    Video

    Video Russia's Participation at Brazil Olympic Games Still In Question

    The International Olympic Committee has delayed a decision on whether to ban all Russian teams from competing in next month's Olympic Games in Brazil over allegations of an elaborate doping scheme. The World Anti-Doping Agency recently released an independent report alleging widespread doping by Russian athletes at the 2014 Winter Olympics in Sochi. So far, only Russian track and field athletes have been barred from the Summer Games in Brazil. VOA's Zlatica Hoke has more.
    Video

    Video Scotland’s Booming Whisky Industry Fears Brexit Hangover

    After Britain’s vote to leave the European Union, Scotland’s government wants to break away from the United Kingdom – fearing the nation’s exports are at risk. Among the biggest of these is whisky. Henry Ridgwell reports on a time of turmoil for those involved in the ancient art of distilling Scotland’s most famous product.
    Video

    Video Millennials Could Determine Who Wins Race to White House

    With only four months to go until Americans elect a new president, one group of voters is getting a lot more attention these days: those ages 18 to 35, a generation known as millennials. It’s a demographic that some analysts say could have the power to decide the 2016 election. But a lot depends on whether they actually turn out to vote. VOA’s Alexa Lamanna reports.
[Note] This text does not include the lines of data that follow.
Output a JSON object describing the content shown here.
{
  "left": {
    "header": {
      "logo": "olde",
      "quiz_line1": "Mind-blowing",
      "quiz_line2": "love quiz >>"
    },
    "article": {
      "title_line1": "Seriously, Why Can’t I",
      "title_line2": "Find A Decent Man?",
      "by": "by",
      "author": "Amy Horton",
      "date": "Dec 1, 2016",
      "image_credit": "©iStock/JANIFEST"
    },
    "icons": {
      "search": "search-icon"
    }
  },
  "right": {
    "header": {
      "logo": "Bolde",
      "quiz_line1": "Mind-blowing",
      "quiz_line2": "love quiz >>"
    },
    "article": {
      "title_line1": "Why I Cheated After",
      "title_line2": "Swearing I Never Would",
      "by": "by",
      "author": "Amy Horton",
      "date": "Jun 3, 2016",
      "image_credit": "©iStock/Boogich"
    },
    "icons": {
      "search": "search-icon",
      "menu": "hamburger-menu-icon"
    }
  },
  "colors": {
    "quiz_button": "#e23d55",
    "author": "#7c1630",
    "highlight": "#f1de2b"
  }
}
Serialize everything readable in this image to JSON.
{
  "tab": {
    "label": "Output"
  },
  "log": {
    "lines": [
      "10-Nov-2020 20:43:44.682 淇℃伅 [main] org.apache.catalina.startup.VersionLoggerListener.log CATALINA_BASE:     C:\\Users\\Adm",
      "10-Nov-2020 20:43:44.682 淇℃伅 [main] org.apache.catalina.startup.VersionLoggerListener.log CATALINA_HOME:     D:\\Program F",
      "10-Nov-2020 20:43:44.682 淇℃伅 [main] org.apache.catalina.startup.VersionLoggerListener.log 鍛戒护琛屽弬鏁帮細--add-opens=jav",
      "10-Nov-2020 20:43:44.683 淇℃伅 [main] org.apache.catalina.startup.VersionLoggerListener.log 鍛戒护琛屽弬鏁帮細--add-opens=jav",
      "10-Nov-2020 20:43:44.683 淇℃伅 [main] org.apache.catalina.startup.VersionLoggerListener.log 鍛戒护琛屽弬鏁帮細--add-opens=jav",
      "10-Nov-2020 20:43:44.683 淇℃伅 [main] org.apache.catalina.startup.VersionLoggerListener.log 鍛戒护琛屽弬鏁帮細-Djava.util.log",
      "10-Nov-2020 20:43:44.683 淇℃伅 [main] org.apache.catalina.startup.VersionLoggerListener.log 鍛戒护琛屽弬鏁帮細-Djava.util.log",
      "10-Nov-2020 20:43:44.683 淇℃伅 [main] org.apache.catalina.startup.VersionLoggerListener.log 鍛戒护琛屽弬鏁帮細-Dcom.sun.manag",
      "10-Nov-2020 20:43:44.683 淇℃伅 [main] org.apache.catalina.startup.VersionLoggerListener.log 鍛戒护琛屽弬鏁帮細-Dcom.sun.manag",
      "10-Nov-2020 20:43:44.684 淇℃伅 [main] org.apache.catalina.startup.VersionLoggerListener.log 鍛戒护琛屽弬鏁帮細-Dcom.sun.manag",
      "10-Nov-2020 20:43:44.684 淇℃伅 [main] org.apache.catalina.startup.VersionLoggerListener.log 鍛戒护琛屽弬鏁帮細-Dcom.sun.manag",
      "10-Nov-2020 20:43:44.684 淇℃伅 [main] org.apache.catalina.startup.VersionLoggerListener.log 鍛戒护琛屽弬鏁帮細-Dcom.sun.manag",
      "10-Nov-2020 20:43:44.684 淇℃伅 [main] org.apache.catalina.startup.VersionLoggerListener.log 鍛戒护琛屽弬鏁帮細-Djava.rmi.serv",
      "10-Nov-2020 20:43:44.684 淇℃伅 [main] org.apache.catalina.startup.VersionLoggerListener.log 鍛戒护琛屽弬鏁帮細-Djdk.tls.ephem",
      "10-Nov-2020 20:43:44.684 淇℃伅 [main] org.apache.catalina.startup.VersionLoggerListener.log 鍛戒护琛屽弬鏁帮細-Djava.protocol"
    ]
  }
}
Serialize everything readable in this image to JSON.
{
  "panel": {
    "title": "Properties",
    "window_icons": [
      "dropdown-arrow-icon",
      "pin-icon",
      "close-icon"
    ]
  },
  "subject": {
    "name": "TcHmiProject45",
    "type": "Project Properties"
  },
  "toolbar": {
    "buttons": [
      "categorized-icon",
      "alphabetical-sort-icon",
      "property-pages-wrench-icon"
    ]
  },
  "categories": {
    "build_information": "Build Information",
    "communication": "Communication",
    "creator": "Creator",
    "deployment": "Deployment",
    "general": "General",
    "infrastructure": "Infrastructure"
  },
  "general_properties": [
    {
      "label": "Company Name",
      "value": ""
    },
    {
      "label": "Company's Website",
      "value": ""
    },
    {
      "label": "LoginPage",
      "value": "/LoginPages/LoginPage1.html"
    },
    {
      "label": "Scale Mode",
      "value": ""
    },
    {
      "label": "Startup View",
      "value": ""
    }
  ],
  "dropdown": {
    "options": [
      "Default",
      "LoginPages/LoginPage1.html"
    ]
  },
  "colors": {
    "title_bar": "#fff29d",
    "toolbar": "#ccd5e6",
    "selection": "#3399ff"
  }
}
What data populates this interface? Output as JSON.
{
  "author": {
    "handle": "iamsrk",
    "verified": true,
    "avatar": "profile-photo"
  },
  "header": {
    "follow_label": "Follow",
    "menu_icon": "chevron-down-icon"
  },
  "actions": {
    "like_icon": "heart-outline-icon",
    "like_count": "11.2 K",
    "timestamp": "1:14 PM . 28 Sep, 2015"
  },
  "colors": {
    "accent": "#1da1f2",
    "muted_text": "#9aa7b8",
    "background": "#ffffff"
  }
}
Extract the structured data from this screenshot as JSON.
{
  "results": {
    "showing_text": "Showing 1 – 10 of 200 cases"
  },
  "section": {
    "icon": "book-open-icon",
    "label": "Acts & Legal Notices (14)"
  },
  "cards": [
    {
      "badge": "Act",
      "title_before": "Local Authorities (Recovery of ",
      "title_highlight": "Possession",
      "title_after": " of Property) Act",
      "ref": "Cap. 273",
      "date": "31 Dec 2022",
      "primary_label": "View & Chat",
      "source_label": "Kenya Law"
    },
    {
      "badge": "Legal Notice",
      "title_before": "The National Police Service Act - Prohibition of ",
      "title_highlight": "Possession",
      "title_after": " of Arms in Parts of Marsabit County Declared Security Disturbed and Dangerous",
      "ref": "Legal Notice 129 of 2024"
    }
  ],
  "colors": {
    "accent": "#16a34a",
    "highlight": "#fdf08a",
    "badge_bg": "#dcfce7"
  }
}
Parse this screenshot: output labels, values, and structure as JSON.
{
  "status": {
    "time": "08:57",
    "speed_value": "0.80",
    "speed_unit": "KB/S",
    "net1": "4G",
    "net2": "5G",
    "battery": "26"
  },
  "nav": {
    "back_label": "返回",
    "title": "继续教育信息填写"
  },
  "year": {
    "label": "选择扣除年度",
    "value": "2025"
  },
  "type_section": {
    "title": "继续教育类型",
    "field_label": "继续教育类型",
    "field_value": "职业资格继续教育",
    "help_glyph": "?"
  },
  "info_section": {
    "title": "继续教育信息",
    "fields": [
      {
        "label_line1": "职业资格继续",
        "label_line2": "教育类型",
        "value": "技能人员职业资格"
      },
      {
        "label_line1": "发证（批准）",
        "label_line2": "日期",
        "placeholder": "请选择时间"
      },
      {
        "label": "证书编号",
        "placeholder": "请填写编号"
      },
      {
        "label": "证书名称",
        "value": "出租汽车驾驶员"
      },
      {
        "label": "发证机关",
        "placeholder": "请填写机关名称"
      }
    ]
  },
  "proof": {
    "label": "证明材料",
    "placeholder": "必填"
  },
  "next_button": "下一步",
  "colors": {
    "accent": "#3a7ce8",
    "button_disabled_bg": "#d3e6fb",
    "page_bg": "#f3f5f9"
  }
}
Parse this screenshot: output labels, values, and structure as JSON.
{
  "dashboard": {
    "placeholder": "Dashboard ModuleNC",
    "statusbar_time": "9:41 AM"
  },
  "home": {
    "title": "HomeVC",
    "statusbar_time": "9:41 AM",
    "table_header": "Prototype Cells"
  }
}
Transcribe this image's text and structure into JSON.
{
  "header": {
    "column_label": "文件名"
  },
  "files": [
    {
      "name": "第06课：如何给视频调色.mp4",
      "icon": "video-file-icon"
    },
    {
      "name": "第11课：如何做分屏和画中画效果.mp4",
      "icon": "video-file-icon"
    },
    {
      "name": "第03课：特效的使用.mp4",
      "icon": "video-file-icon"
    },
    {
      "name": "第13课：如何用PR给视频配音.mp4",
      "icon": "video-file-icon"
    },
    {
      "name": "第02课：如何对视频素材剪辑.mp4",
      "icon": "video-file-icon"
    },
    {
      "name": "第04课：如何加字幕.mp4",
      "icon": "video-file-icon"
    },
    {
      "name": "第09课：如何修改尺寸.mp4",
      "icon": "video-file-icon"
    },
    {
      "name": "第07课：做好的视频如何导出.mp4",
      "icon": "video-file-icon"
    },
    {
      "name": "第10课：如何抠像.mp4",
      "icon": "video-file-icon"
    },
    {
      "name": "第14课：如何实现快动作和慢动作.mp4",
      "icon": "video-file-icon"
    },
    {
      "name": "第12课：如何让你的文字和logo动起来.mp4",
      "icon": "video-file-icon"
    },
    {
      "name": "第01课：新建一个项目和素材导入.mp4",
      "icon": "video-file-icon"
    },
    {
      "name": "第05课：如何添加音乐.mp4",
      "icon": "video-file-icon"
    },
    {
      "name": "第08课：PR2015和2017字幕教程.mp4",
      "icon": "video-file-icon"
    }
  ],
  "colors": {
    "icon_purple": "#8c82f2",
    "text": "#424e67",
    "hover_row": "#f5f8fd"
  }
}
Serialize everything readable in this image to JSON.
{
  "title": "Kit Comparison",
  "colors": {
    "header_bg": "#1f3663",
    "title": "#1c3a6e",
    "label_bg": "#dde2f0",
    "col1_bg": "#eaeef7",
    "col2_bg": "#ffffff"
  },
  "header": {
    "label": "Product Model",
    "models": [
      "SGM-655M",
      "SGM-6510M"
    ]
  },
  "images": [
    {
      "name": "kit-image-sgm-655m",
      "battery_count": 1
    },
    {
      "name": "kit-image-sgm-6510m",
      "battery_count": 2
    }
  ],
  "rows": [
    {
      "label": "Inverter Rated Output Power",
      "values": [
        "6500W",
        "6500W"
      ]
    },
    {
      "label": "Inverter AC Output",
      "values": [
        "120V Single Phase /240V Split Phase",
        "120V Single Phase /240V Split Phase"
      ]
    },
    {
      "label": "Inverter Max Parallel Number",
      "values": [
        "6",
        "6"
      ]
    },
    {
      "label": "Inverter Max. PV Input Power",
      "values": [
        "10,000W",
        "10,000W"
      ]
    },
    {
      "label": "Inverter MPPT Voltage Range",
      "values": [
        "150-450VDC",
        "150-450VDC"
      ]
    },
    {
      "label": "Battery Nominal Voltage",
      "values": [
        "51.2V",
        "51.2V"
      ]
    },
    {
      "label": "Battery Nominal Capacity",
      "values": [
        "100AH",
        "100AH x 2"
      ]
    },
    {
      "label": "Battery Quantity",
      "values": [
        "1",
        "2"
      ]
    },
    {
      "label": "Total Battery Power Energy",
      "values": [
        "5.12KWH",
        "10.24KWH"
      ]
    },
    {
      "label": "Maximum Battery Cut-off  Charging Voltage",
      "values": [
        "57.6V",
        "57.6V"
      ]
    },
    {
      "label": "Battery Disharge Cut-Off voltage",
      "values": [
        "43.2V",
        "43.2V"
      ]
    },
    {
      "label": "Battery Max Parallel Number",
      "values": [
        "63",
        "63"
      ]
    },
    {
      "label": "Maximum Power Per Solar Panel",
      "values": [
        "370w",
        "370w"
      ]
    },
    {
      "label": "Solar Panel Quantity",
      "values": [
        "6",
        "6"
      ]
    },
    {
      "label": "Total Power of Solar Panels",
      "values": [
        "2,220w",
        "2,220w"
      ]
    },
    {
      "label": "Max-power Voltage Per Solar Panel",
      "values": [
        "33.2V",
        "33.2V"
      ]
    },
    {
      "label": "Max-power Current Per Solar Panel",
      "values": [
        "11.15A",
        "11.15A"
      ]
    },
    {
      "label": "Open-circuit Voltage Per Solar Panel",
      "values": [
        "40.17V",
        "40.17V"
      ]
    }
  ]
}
    Special Report

    Adrift The Invisible African Diaspora